Grishma Bista is finishing up four years as Country Director of MSI Timor-Leste, following four years in Timor-Leste with CARE International. MSI Asia Pacific caught up with Grishma in Melbourne, where she is now based. Grishma is fluent in Nepali, English, Hindi and Tetun.
How has your time as country director of MSI in Timor-Leste been?
It has been great. I have learnt about myself, the organisation and what it does. It has been a wonderful four years. Tough, but I have very much enjoyed it.
What have you learnt?
Reproductive health has always been a passion of mine, and a reason why I studied public health. MSI is an INGO (International non-governmental organisation), but it does not think or operate like an INGO, it thinks like a business. So, coming to MSI, I had to ‘unlearn’ lessons from the INGO sector and find the balance between a development mindset (what’s the end goal? what happens long term?) and a business mindset (what are the cost efficiencies?). Arguably they are contradictory, but when you operate within contradictions, good things happen as you become more innovative, and are forced to think critically.
Why are sexual and reproductive health and rights important?
It is a key foundation for everything, a fundamental building block for everything we do. Whatever your sexual orientation, when you know your body and your rights you are protecting yourself and those around you. You make better decisions for yourself and others when you are equipped with the information you need.
I always say, we might talk about getting girls in education. But if girls cannot use the toilets because there is a lack of sanitation or menstrual health management, we are going to lose boys and girls along the way. The high level goals we have such as the Sustainable Development Goals then become difficult to achieve.
Are there particular challenges with working in Timor-Leste? What have they been?
Timor-Leste is a very interesting context. On one side there is an openness and acceptance of sex and sexuality, but on the flip side things can also be bureaucratic and conservative. There is a dichotomy between the reality and a changing identity. For MSI, even with our values of being brave and courageous, in Timor-Leste everyone knows everyone! In terms of pushing the envelope in Timor-Leste, we need to be slower and more cautious than in some other countries.
What has changed in the time you have worked for MSI?
In my eight years in Timor-Leste, I have seen information, connectivity, technology and infrastructure improve. There are new buildings and development, and other infrastructure has improved. We can get from one municipality to another within hours compared to before. It makes MSI’s work more accessible and less costly as we can go somewhere in the morning and come back in one day if needed, where previously we would have had to stay overnight.
MSI Timor-Leste has gone from strength to strength. The relevance of MSI as an organisation is acknowledged. We are in a unique position as there theirs is no other organisation in Timor-Leste that does what we do. So MSI is an organisation that is relevant, that contributes to nation building in this way. We have managed to get that visibility and made it a brand people can trust – people can walk in and say, ‘oh yeah, Marie Stopes’.
What are you most proud of?

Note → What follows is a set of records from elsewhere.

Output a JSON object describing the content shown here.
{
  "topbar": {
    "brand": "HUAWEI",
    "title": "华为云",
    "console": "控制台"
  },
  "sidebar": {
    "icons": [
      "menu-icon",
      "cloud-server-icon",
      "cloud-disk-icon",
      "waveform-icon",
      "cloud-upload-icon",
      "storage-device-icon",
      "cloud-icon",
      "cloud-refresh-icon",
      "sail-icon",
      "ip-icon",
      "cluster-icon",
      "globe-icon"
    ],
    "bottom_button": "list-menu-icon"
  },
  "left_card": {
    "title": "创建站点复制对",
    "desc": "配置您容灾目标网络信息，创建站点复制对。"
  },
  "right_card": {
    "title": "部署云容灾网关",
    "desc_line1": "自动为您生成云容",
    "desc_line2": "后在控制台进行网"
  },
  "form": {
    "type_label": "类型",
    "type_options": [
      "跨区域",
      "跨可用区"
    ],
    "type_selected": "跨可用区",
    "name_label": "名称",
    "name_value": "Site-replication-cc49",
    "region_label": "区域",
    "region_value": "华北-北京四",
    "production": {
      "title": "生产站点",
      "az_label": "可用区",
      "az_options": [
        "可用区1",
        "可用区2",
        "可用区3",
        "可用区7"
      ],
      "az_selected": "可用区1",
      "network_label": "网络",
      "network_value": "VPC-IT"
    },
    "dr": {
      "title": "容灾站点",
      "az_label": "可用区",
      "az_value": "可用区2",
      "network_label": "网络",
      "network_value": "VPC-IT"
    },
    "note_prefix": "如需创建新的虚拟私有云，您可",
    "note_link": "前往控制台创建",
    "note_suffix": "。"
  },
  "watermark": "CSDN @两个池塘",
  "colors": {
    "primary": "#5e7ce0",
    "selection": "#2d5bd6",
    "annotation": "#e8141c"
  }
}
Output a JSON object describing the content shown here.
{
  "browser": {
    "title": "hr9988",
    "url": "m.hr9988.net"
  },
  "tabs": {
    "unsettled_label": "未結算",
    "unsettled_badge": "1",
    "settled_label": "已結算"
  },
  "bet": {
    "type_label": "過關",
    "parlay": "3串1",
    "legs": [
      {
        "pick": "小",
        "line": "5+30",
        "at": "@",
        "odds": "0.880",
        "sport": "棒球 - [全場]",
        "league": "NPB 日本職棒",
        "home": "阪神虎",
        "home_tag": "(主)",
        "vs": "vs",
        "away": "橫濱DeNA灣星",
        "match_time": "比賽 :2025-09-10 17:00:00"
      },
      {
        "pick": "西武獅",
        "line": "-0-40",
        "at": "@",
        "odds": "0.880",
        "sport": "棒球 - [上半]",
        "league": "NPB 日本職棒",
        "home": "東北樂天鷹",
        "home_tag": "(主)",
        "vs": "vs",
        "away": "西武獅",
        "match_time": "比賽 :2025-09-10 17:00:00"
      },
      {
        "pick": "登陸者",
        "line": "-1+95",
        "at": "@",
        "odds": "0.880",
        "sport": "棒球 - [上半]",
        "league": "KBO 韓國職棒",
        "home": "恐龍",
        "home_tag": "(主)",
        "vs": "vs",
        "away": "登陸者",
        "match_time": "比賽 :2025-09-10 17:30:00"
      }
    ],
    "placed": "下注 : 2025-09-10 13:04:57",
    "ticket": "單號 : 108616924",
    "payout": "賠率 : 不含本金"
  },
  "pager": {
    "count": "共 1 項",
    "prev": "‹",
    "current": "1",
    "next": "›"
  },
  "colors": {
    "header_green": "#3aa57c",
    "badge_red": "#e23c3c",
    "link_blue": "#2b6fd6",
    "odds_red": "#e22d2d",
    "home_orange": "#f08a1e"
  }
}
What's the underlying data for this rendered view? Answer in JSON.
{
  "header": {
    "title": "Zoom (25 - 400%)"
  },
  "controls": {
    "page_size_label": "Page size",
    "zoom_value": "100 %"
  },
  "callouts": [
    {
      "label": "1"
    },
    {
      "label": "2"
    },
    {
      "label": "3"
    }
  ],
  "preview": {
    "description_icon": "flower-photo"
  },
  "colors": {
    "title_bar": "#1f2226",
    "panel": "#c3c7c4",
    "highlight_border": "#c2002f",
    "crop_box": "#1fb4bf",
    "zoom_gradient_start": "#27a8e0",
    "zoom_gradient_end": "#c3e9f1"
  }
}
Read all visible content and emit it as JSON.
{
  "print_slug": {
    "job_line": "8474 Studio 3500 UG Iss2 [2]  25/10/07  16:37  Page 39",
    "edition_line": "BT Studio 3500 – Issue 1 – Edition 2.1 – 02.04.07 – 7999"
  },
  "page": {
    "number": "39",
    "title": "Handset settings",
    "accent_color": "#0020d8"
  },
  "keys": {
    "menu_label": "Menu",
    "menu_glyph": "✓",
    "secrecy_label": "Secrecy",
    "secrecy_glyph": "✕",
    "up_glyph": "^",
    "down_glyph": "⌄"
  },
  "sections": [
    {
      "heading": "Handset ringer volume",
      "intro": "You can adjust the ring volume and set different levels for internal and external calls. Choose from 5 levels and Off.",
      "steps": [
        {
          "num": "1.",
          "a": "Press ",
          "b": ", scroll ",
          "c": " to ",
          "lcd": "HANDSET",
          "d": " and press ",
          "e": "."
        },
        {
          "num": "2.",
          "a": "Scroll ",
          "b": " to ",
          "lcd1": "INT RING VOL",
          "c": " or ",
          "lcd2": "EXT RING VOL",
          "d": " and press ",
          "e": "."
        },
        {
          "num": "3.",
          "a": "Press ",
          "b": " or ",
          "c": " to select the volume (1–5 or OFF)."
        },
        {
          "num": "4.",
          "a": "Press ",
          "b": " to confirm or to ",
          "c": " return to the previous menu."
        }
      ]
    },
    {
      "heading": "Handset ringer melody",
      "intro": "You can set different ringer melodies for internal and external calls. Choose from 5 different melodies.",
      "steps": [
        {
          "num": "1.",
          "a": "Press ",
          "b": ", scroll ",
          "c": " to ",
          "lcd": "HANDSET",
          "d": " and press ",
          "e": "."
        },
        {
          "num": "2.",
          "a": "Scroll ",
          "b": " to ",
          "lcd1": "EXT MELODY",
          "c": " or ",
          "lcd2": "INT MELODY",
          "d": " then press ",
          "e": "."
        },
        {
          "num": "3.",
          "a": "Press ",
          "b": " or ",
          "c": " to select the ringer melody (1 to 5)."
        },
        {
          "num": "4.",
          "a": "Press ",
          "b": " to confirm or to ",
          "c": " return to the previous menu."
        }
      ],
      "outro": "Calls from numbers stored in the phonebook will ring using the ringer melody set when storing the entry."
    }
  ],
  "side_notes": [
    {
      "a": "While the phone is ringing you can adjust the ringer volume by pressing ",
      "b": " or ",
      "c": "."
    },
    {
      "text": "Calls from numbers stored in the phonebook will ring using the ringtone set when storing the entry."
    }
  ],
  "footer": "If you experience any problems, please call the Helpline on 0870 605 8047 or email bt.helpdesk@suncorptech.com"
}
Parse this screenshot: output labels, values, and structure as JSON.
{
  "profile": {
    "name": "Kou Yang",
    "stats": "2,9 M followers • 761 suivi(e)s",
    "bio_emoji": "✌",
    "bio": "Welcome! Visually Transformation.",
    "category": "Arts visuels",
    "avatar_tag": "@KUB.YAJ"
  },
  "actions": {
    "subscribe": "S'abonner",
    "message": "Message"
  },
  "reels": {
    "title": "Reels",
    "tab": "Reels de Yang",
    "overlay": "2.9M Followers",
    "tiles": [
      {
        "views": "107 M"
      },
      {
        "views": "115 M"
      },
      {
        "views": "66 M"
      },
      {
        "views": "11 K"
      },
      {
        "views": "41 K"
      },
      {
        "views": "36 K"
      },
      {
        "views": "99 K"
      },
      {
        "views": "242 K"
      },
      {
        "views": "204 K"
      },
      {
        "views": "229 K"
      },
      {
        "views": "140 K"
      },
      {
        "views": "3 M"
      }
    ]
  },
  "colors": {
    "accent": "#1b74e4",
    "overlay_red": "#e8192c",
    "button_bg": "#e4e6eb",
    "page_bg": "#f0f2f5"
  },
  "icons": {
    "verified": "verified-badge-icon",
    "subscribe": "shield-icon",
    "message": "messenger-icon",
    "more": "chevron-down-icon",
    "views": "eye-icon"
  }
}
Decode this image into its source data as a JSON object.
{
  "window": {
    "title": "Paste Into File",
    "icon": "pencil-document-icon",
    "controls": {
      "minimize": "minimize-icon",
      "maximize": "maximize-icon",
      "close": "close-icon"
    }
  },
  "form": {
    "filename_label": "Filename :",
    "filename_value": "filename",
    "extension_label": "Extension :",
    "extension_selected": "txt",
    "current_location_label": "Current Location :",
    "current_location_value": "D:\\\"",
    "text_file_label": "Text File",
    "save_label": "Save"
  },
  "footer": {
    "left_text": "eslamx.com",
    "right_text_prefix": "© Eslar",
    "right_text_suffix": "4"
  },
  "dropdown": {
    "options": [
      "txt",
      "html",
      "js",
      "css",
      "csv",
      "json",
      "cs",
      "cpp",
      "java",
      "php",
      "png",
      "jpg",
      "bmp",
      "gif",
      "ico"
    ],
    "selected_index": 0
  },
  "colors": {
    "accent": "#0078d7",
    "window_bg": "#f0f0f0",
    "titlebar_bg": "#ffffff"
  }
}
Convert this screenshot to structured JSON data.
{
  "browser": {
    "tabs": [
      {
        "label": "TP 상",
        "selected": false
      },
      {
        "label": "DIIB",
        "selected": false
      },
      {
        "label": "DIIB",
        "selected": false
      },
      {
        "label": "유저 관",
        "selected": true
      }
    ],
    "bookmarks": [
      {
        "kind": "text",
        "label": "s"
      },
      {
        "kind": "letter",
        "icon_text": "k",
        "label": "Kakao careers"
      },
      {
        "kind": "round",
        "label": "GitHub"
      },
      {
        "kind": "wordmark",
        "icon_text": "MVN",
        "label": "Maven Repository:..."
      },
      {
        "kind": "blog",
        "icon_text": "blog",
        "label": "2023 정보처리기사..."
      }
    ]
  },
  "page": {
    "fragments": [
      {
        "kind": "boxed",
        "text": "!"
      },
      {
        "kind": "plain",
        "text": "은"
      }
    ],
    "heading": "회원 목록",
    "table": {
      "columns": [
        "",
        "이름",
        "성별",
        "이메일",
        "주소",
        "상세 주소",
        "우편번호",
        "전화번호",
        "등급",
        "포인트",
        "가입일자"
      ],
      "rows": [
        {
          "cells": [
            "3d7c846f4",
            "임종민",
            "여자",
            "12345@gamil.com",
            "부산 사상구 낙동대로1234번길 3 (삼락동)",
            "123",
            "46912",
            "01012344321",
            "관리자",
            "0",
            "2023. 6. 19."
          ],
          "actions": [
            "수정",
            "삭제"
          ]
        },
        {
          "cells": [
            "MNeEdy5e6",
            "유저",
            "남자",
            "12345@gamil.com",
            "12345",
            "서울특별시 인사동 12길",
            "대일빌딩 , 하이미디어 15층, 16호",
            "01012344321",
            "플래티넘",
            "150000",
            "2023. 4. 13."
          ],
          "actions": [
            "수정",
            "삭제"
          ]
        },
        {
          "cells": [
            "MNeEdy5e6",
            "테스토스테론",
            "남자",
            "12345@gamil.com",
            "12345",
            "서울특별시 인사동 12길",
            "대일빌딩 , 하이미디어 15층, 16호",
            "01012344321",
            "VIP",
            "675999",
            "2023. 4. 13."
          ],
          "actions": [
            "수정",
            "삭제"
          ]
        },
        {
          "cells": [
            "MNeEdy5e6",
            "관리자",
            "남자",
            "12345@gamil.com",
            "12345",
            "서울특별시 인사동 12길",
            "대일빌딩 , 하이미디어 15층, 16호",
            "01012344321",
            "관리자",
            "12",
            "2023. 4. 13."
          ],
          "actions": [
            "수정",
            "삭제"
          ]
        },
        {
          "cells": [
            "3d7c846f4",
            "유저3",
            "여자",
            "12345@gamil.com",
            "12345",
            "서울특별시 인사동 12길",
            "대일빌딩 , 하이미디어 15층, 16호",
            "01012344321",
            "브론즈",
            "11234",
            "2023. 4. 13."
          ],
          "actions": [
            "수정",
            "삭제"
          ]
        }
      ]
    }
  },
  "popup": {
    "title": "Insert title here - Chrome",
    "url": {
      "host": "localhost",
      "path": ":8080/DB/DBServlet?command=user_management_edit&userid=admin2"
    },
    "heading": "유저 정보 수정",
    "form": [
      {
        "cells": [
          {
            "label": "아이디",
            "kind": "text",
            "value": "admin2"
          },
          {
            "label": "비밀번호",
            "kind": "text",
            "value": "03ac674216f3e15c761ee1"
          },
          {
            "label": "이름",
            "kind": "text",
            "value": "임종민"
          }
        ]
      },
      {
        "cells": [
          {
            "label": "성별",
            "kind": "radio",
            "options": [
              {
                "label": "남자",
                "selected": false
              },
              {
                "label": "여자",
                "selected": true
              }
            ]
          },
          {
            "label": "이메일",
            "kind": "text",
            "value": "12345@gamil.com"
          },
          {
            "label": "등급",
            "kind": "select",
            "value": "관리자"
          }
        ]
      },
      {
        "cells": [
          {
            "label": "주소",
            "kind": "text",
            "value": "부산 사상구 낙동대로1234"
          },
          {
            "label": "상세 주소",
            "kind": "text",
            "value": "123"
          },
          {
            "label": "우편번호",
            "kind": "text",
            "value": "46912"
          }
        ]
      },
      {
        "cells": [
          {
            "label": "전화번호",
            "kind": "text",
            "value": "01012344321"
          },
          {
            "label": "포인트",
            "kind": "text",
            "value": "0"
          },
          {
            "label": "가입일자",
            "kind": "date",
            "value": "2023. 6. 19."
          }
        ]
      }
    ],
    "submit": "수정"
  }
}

My team has done an incredible job. We are reaching more clients and providing them services, and we have improved our systems and processes. We were one of the few organisations in Timor-Leste to operate at full capacity through COVID-19. It was hard – every team member felt pushed and a level of frustration, but the focus was on the clients. In every municipality we worked in, our service providers turned up, and the support team showed up without fail for two years. I am super proud we could do that.
We have built our relationships with the Ministry of Health (MoH) and DFAT and started work to support health system strengthening what we at MSI call public sector support. We were part of the design team and developed a program together with MoH. To get a buy-in at the highest level and be able to say – MSI is committed to helping you to achieve your primary health care objectives, this is how we want to do it, and for them to say yes I am really proud.
What would you still like to see change for women, girls and their families?
I want women and girls to have confidence and the ability to challenge and question. To have agency: ‘I know this is what I want for me, for my body, and this is the decision I want to make, these are the questions I have for society’. Women and girls are still pigeonholed, and we still question ourselves, and have many doubts. We may think ‘this is what my society says and I just have to accept that’. We need to learn to challenge that.
We also cannot forget the other half of society that are equally critical – men and boys. Gender equality is as much about them as us. There is this important other half that needs to be brought brought together to ensure reproductive rights and health are equally their business. It is not just a woman’s business.
Working at MSI has been one of the most fulfilling roles I have had. I will not say it is an easy job because it has challenged me as a person, and as a leader, but it has been worth it. For someone who enjoys reflecting and learning, the last four years have been a massive growth period, personally and professionally and I look forward to taking some time to process the last four years and the total eight years in Timor-Leste. Right now, I feel like anyone can throw anything at me, and I can handle it! I also want to acknowledge my team, regional team and the Global Support Office (GSO) – they really make the Timor-Leste country program shine. It has been a great collective effort.
Photo credit: Rochan Kadariya